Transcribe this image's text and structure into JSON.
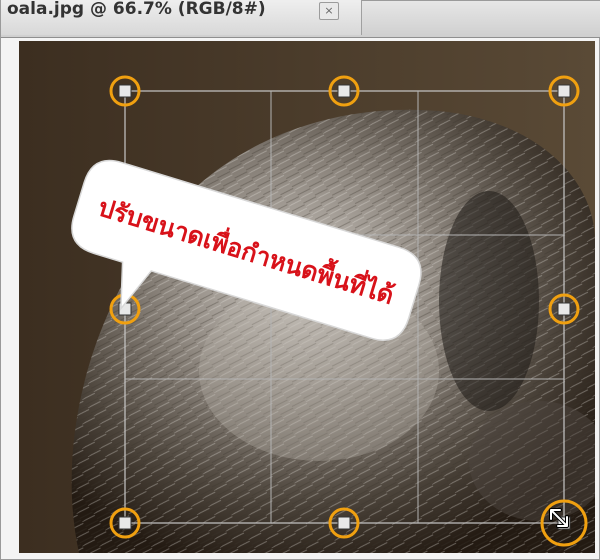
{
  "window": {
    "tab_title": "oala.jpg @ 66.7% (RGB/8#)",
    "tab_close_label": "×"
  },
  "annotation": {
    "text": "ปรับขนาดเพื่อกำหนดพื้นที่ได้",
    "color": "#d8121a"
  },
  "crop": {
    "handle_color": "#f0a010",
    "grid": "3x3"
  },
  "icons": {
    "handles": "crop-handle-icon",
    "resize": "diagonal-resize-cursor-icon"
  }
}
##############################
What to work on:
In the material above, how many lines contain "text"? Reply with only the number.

Expected answer:
2